- Work task -
Output exactly the lines below from the one containing "Extract the structured" to the last line, both included. Omit pictures.
(Data extracts)
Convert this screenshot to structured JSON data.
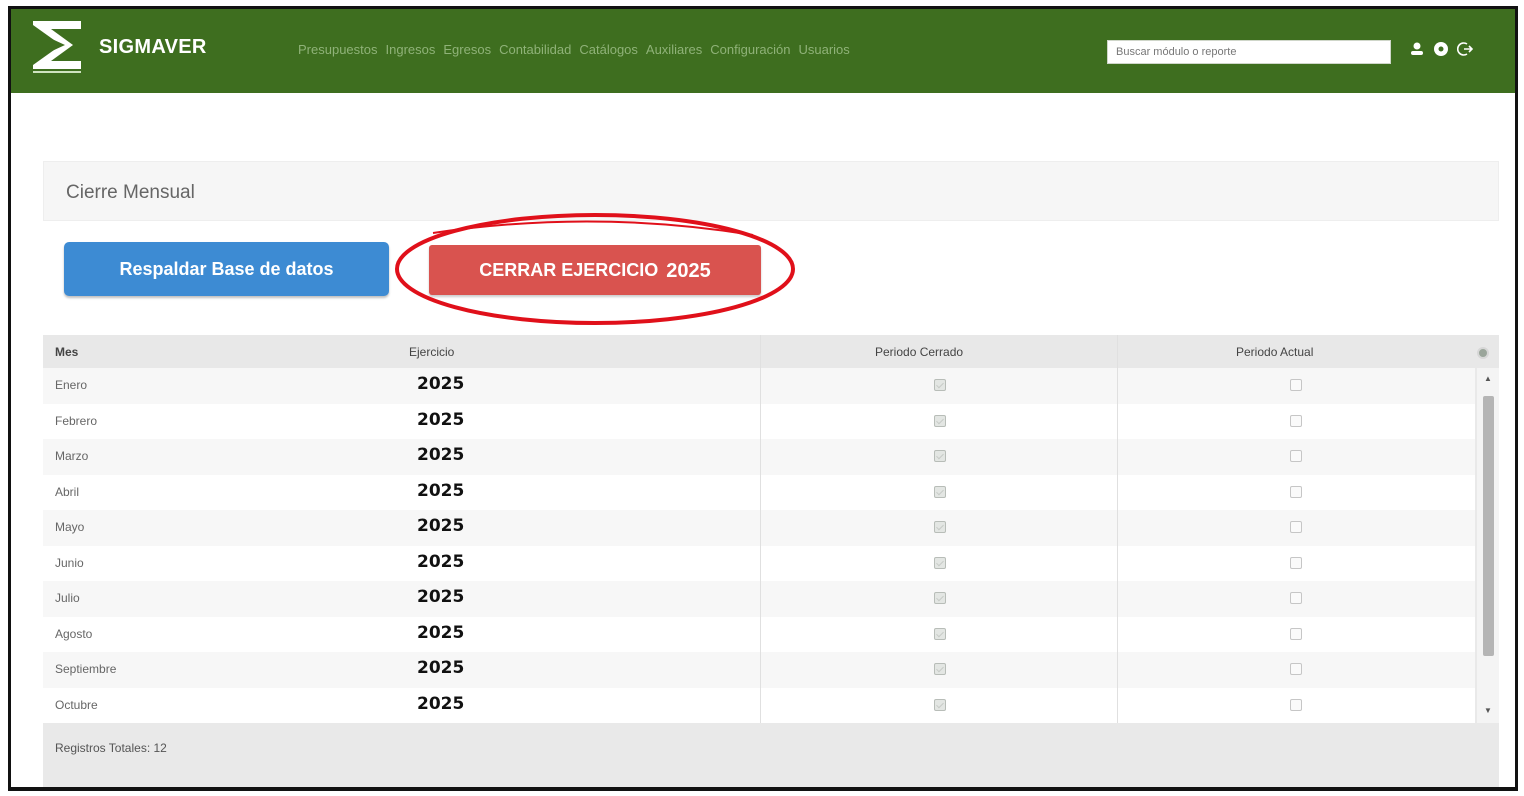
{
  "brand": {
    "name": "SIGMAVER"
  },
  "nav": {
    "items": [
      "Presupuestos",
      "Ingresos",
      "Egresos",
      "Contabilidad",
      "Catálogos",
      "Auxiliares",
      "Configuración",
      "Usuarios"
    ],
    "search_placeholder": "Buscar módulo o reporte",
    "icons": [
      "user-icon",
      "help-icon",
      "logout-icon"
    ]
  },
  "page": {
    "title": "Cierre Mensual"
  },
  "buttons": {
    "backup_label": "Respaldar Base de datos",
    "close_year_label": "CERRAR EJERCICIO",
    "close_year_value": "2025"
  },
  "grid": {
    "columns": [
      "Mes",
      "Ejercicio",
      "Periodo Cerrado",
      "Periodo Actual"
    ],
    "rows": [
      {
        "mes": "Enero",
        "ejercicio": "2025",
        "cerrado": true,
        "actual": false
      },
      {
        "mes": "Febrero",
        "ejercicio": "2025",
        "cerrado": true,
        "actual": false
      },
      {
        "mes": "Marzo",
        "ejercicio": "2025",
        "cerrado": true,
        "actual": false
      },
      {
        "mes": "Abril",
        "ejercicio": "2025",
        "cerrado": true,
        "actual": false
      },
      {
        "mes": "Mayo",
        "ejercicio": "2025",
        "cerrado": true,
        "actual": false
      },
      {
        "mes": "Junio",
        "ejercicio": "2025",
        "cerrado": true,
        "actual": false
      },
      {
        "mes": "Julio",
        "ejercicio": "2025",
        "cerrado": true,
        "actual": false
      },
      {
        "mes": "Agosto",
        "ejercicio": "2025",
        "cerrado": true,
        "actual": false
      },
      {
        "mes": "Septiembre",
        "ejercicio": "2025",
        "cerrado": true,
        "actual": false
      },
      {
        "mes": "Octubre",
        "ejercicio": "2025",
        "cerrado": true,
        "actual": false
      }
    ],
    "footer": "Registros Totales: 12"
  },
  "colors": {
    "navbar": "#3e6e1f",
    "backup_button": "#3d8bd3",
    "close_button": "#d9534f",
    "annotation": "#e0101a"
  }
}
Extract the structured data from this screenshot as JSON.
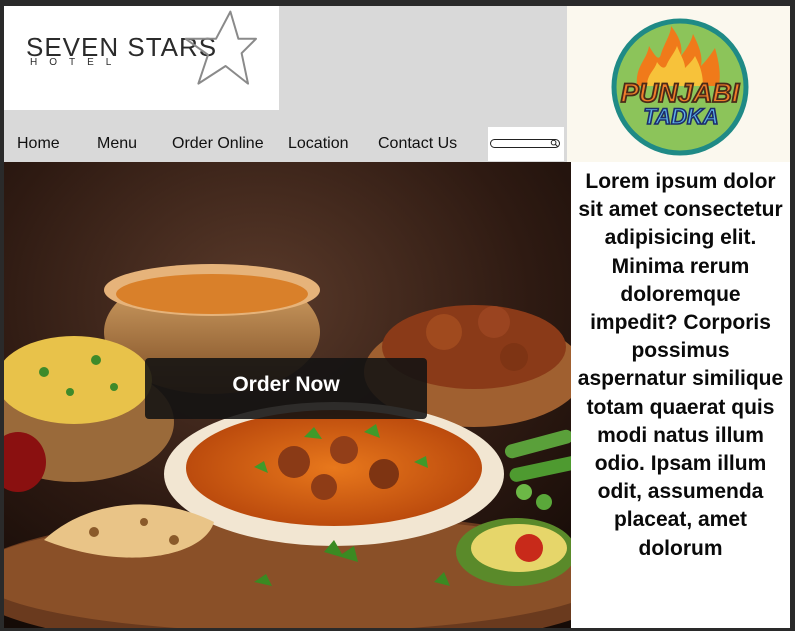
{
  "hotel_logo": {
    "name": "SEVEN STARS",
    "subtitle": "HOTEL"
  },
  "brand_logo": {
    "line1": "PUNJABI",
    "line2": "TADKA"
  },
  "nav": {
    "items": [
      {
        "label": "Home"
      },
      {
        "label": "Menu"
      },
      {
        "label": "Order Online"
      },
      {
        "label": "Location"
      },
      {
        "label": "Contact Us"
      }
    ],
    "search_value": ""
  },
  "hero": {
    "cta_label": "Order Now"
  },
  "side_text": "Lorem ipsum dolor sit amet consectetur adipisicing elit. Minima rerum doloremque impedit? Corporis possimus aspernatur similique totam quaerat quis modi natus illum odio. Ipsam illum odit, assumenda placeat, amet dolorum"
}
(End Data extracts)
- Answer space -
Extract the structured data from this screenshot as JSON.
{
  "hotel_logo": {
    "name": "SEVEN STARS",
    "subtitle": "HOTEL"
  },
  "brand_logo": {
    "line1": "PUNJABI",
    "line2": "TADKA"
  },
  "nav": {
    "items": [
      {
        "label": "Home"
      },
      {
        "label": "Menu"
      },
      {
        "label": "Order Online"
      },
      {
        "label": "Location"
      },
      {
        "label": "Contact Us"
      }
    ],
    "search_value": ""
  },
  "hero": {
    "cta_label": "Order Now"
  },
  "side_text": "Lorem ipsum dolor sit amet consectetur adipisicing elit. Minima rerum doloremque impedit? Corporis possimus aspernatur similique totam quaerat quis modi natus illum odio. Ipsam illum odit, assumenda placeat, amet dolorum"
}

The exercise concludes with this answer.